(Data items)
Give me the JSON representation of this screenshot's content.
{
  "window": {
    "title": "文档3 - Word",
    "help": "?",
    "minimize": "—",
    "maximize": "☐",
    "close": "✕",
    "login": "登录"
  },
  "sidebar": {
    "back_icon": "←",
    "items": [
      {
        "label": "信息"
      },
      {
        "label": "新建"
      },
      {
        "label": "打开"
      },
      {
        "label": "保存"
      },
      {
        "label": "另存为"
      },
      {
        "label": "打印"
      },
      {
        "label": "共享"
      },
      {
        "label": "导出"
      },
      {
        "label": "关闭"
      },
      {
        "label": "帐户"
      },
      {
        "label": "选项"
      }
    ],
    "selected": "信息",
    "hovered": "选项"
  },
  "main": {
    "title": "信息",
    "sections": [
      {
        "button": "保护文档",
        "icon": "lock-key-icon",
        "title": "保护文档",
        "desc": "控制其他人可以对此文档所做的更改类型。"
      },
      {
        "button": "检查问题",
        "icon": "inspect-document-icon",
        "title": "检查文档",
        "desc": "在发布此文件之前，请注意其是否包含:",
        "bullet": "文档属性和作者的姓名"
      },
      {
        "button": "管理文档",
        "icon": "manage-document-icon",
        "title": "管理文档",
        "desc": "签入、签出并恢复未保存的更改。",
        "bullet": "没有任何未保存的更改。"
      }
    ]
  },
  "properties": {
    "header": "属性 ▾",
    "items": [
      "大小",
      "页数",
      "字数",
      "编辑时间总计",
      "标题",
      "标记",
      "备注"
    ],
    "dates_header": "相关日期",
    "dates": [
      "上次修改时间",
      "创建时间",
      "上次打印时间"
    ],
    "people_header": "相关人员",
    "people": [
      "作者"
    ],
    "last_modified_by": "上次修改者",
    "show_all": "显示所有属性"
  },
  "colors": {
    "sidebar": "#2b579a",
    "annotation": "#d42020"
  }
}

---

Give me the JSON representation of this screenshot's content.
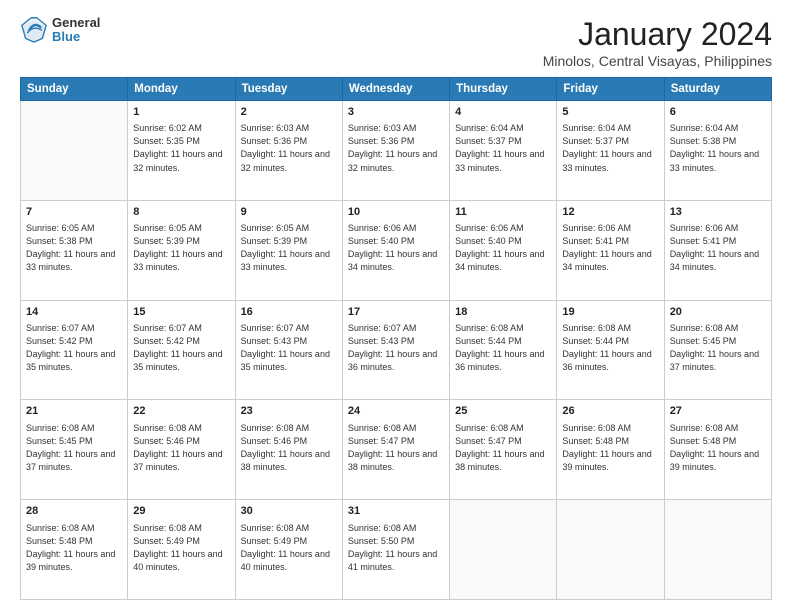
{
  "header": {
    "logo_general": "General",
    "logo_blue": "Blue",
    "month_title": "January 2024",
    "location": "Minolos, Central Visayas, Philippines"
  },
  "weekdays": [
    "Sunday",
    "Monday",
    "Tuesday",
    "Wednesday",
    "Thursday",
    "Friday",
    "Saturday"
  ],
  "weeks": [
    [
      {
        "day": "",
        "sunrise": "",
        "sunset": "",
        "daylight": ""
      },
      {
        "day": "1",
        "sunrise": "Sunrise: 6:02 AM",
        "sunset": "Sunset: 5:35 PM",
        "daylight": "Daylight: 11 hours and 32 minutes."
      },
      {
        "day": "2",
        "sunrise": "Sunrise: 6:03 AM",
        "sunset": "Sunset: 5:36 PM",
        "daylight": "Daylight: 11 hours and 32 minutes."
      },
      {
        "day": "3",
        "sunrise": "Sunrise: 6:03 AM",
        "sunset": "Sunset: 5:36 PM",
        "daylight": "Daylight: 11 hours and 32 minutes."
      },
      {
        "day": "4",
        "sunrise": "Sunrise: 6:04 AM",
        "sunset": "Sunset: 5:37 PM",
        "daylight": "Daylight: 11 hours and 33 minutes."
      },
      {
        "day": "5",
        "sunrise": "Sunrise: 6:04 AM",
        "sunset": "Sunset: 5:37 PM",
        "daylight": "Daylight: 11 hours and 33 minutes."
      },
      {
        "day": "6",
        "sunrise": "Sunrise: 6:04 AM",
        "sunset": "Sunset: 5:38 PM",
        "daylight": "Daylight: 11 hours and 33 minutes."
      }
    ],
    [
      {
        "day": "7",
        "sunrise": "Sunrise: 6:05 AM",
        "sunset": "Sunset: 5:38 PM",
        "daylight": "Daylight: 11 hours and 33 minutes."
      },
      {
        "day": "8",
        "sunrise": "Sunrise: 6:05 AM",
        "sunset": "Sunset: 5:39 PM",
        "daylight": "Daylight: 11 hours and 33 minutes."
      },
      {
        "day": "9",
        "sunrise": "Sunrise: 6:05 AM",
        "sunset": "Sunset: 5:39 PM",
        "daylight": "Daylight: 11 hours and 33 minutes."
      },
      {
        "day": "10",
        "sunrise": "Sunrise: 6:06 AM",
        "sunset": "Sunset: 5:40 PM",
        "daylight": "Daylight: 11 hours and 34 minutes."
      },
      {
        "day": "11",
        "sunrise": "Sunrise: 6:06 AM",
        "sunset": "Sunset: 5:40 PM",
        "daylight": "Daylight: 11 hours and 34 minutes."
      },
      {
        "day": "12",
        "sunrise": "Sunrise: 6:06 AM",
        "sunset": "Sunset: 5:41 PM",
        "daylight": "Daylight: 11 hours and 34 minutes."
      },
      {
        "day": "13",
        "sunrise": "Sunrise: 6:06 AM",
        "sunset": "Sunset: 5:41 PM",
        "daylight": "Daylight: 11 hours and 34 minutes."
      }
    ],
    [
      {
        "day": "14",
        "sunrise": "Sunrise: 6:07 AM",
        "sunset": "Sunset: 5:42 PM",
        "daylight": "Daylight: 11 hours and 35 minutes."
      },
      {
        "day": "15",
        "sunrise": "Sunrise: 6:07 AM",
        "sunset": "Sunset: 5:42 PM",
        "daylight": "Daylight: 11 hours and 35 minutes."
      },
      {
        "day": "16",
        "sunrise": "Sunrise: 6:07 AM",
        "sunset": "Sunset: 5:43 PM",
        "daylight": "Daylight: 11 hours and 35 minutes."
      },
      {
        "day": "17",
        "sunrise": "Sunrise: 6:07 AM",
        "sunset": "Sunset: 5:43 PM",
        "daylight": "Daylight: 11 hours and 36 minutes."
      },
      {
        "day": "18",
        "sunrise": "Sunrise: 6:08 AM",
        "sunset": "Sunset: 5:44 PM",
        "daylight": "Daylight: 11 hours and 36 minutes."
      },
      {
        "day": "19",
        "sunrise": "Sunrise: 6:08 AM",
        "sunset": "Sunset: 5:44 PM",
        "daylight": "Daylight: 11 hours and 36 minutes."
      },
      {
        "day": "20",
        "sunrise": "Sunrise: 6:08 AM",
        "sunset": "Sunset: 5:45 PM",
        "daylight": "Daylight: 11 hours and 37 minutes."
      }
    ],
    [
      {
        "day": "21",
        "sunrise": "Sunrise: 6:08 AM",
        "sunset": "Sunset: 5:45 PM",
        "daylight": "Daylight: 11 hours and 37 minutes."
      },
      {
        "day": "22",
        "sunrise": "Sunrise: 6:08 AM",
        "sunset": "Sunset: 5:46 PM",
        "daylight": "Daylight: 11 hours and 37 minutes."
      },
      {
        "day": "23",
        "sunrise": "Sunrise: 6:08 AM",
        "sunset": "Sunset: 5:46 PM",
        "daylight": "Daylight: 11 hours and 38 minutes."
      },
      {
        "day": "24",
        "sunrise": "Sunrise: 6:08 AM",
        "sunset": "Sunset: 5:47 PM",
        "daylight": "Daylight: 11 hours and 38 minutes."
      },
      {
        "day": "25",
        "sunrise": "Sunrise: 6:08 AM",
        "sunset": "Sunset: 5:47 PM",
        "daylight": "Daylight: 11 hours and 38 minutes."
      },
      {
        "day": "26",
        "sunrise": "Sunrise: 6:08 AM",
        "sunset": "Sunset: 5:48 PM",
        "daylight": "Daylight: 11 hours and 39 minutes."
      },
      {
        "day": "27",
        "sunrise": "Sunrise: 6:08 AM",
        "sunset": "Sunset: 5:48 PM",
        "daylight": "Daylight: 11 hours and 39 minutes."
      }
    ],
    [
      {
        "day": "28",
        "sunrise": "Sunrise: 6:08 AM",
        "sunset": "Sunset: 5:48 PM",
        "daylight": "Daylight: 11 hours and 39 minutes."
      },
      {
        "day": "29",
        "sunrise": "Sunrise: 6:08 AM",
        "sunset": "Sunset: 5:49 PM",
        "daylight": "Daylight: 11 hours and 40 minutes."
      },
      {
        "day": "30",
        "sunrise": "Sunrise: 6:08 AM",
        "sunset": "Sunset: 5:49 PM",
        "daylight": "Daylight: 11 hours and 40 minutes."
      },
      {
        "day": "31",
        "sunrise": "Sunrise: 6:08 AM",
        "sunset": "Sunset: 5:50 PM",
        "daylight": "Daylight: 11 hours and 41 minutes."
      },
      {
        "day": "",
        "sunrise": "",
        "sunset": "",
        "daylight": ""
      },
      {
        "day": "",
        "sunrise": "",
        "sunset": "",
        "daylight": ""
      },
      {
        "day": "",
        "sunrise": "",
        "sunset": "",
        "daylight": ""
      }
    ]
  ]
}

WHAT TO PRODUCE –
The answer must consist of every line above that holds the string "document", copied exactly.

FINISHED TASK –
        "icon": "inspect-document-icon",
        "icon": "manage-document-icon",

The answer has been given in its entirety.